No hurricanes have been active in the Atlantic Basin since July 12 despite August being the second-most-active month for Atlantic hurricanes, but some forecast guidance suggests the tropical Atlantic could wake up over the next two weeks.
Multiple tropical waves are forecast to emerge off the coast of western Africa, potentially spinning up into tropical cyclones as they track westward across the tropical Atlantic Ocean, known as the Main Development Region (MDR) for Atlantic hurricanes.
The National Hurricane Center said on Tuesday that one such tropical wave moving off the African coast by Thursday bears watching for some development in the eastern Atlantic over the weekend.
We’ll also be monitoring other tropical waves for signs of life as they spread westward from the Atlantic to the Caribbean and Gulf of Mexico.
Often referred to as African easterly waves, tropical waves are batches of energy and general spin in the atmosphere that develop due to temperature contrasts in northern Africa.
“Medium-range models are indicating an uptick in activity over the Atlantic’s Main Development Region in the coming 10 to 15-plus days,” said Dr. Michael Ventrice, a meteorological scientist at The Weather Company, an IBM Business.
“Many forecasters are seeing numerous strong low-pressure systems, associated with the model’s prediction of an uptick in African easterly waves pushing off western Africa, across the MDR towards the end of the European model’s ensemble runs.”
One of the reasons for this potential uptick in activity is that the Madden-Julian Oscillation (MJO) is expected to enter its active phase over the Atlantic Ocean and Africa regions, which often corresponds with an uptick in tropical cyclone activity across the Atlantic Basin’s MDR, Ventrice added.
Since this forecast is in the extended range, there is still uncertainty when it comes to computer model guidance, he cautioned.
“I think we are going to see some activity in the coming two weeks across the MDR, but there’s a chance the models are not handling the tropics correctly and things end up less active than what is being touted,” Ventrice said.
For now, it is too early for any specifics, but it’s a reminder we are in the peak of the hurricane season. Residents of coastal locations should have a hurricane preparedness plan in place every year no matter how active or inactive of a season is expected.
September is the Peak Month for Atlantic Hurricanes
Historically speaking, September has recorded the most Atlantic hurricane formations since 1851 with 404. That’s an average of two or three forming in the month every year, according to National Oceanic and Atmospheric Administration (NOAA). August ranks second with 245 hurricanes, and October ranks third with 205.
The period between Aug. 20 and Oct. 10 accounts for 60 percent of all Atlantic Basin hurricanes and 75 per cent of all major hurricanes (Category 3 or stronger) in that basin, according to Dr Phil Klotzbach, a tropical scientist at Colorado State University.

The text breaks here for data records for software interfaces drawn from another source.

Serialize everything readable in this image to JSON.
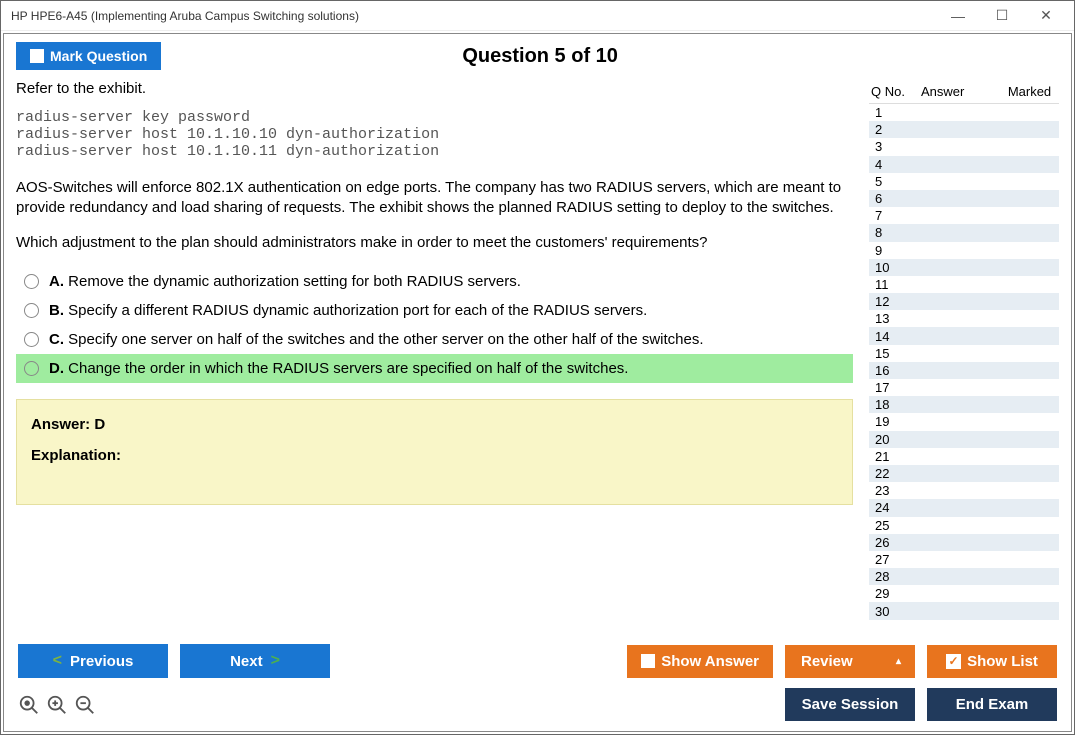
{
  "window": {
    "title": "HP HPE6-A45 (Implementing Aruba Campus Switching solutions)"
  },
  "top": {
    "mark_label": "Mark Question",
    "question_title": "Question 5 of 10"
  },
  "question": {
    "intro": "Refer to the exhibit.",
    "code": "radius-server key password\nradius-server host 10.1.10.10 dyn-authorization\nradius-server host 10.1.10.11 dyn-authorization",
    "p1": "AOS-Switches will enforce 802.1X authentication on edge ports. The company has two RADIUS servers, which are meant to provide redundancy and load sharing of requests. The exhibit shows the planned RADIUS setting to deploy to the switches.",
    "p2": "Which adjustment to the plan should administrators make in order to meet the customers' requirements?",
    "options": {
      "a_letter": "A.",
      "a_text": " Remove the dynamic authorization setting for both RADIUS servers.",
      "b_letter": "B.",
      "b_text": " Specify a different RADIUS dynamic authorization port for each of the RADIUS servers.",
      "c_letter": "C.",
      "c_text": " Specify one server on half of the switches and the other server on the other half of the switches.",
      "d_letter": "D.",
      "d_text": " Change the order in which the RADIUS servers are specified on half of the switches."
    },
    "answer_label": "Answer: D",
    "explanation_label": "Explanation:"
  },
  "side": {
    "h_qno": "Q No.",
    "h_answer": "Answer",
    "h_marked": "Marked",
    "rows": [
      "1",
      "2",
      "3",
      "4",
      "5",
      "6",
      "7",
      "8",
      "9",
      "10",
      "11",
      "12",
      "13",
      "14",
      "15",
      "16",
      "17",
      "18",
      "19",
      "20",
      "21",
      "22",
      "23",
      "24",
      "25",
      "26",
      "27",
      "28",
      "29",
      "30"
    ]
  },
  "bottom": {
    "previous": "Previous",
    "next": "Next",
    "show_answer": "Show Answer",
    "review": "Review",
    "show_list": "Show List",
    "save_session": "Save Session",
    "end_exam": "End Exam"
  }
}
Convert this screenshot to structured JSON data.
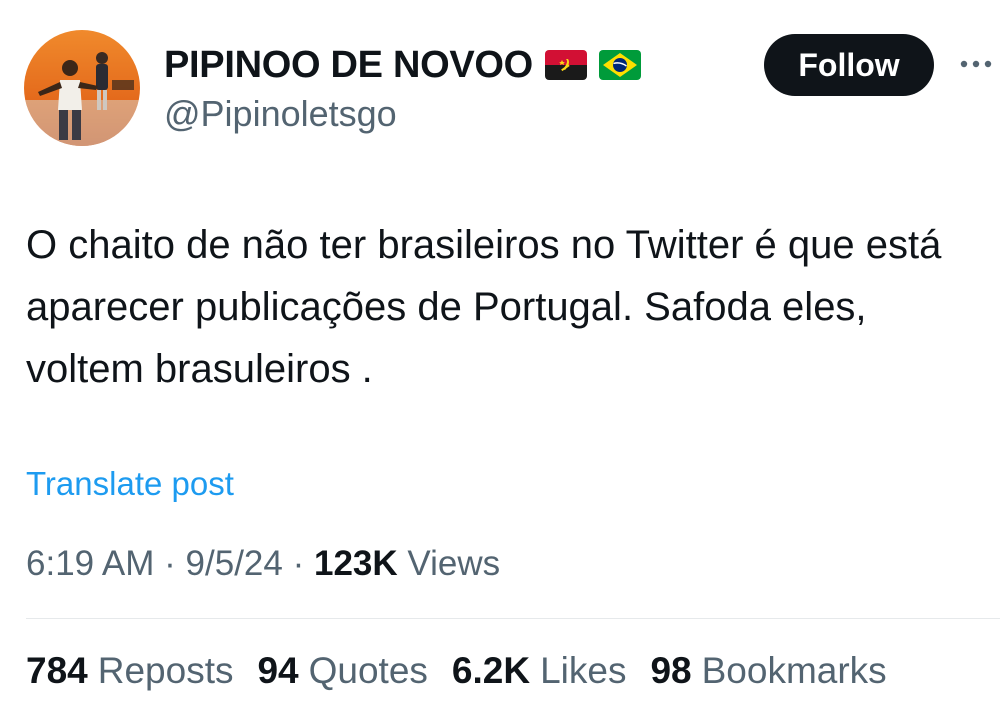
{
  "author": {
    "display_name": "PIPINOO DE NOVOO",
    "handle": "@Pipinoletsgo",
    "flags": [
      "angola-flag-icon",
      "brazil-flag-icon"
    ]
  },
  "follow_label": "Follow",
  "tweet_text": "O chaito de não ter brasileiros no Twitter é que está aparecer publicações de Portugal. Safoda eles, voltem brasuleiros .",
  "translate_label": "Translate post",
  "meta": {
    "time": "6:19 AM",
    "date": "9/5/24",
    "separator": "·",
    "views_count": "123K",
    "views_label": "Views"
  },
  "stats": {
    "reposts": {
      "count": "784",
      "label": "Reposts"
    },
    "quotes": {
      "count": "94",
      "label": "Quotes"
    },
    "likes": {
      "count": "6.2K",
      "label": "Likes"
    },
    "bookmarks": {
      "count": "98",
      "label": "Bookmarks"
    }
  },
  "colors": {
    "text": "#0f1419",
    "secondary": "#536471",
    "link": "#1d9bf0",
    "button_bg": "#0f1419"
  }
}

Atmospheric conditions are more favorable over a much larger expanse of the Atlantic Basin during the peak months of August through October than early or late in the season.
In June, the tropical cyclone formation zones are confined to the Gulf of Mexico, western Caribbean Sea or just off the southeastern U.S. coast. This is one reason for the relative lack of early-season hurricanes compared to August through October. Storms that form in these areas early in the season don’t have far to go before reaching land.
From July into August and September, the formation zone gradually spreads eastward until the so-called MDR, from the Lesser Antilles to just off Africa, is in play. This opens up the potential for Cape Verde hurricanes to make the more-than-3,500-mile trek from the eastern Atlantic Ocean toward the Caribbean islands or U.S. coast.
One factor that may influence this year’s peak hurricane season is the Atlantic Multidecadal Oscillation (AMO), which is a long period of upward and downward swings in tropical activity in the Atlantic Basin.
The AMO is trending negative this season after being predominantly in its positive phase since the mid-1990s. Each phase lasts 20 to 40 years and is a result of changes in the system of oceanic currents in the northern Atlantic Ocean.
This oscillation is the climate background that all other climate and weather patterns build on in the Atlantic, including El Niño.
Research has shown that negative AMO Atlantic hurricane seasons can have a slightly later than normal peak, according to a tweet by Eric Webb, a University of North Carolina at Charlotte graduate student.
Some computer model guidance is suggesting that may be true this year, with an uptick in tropical activity in late September, beyond the typical Sept. 10 peak of the hurricane season.
Last September was the most active month on record for Atlantic hurricanes following Category 5 hurricanes Irma and Maria and Category 4 Hurricane Jose.